Task objective =>
What is the number of lines in the data that contain "shortcut"? Nothing besides that number, please.

━━ Source records

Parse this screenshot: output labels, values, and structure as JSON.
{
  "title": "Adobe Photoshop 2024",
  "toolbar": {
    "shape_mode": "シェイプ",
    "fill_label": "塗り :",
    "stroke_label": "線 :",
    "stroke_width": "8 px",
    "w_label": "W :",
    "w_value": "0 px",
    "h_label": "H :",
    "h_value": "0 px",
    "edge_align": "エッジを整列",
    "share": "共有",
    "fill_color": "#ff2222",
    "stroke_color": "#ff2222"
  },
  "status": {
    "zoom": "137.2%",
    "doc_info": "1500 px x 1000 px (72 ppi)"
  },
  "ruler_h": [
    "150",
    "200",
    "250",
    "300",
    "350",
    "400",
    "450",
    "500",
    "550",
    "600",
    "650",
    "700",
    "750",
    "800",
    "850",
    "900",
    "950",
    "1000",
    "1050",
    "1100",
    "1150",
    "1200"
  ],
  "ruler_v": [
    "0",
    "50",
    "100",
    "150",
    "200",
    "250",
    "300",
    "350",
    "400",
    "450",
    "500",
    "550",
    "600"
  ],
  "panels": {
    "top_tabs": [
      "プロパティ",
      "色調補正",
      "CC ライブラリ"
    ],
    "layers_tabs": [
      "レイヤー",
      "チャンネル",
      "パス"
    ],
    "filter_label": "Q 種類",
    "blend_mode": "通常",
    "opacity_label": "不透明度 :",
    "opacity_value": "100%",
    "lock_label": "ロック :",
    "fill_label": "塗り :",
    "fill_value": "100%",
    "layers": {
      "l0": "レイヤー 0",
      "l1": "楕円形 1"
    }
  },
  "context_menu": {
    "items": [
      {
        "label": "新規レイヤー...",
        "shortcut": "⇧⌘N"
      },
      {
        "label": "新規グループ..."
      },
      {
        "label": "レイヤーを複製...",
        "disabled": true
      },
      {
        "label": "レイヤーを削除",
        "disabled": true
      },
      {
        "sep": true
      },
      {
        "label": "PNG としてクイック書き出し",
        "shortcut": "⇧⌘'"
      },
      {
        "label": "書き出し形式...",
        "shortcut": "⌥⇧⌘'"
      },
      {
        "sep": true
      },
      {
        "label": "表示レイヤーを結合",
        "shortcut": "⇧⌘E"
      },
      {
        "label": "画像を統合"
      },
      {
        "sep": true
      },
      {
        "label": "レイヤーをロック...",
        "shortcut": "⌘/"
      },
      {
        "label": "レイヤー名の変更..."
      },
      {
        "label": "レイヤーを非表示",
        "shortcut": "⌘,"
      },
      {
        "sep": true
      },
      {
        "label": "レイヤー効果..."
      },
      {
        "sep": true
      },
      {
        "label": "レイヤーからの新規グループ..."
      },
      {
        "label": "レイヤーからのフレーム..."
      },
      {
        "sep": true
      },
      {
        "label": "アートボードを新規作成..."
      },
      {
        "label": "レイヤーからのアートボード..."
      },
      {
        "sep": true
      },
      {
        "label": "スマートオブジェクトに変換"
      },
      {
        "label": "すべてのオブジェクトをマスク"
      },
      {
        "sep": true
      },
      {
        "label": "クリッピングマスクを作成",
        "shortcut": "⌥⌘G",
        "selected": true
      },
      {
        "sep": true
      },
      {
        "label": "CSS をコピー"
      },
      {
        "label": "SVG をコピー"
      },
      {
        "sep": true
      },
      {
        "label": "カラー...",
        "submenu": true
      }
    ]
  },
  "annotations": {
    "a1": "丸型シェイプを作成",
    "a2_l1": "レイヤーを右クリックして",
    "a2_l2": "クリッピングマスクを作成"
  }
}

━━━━

Answer to the problem =>
7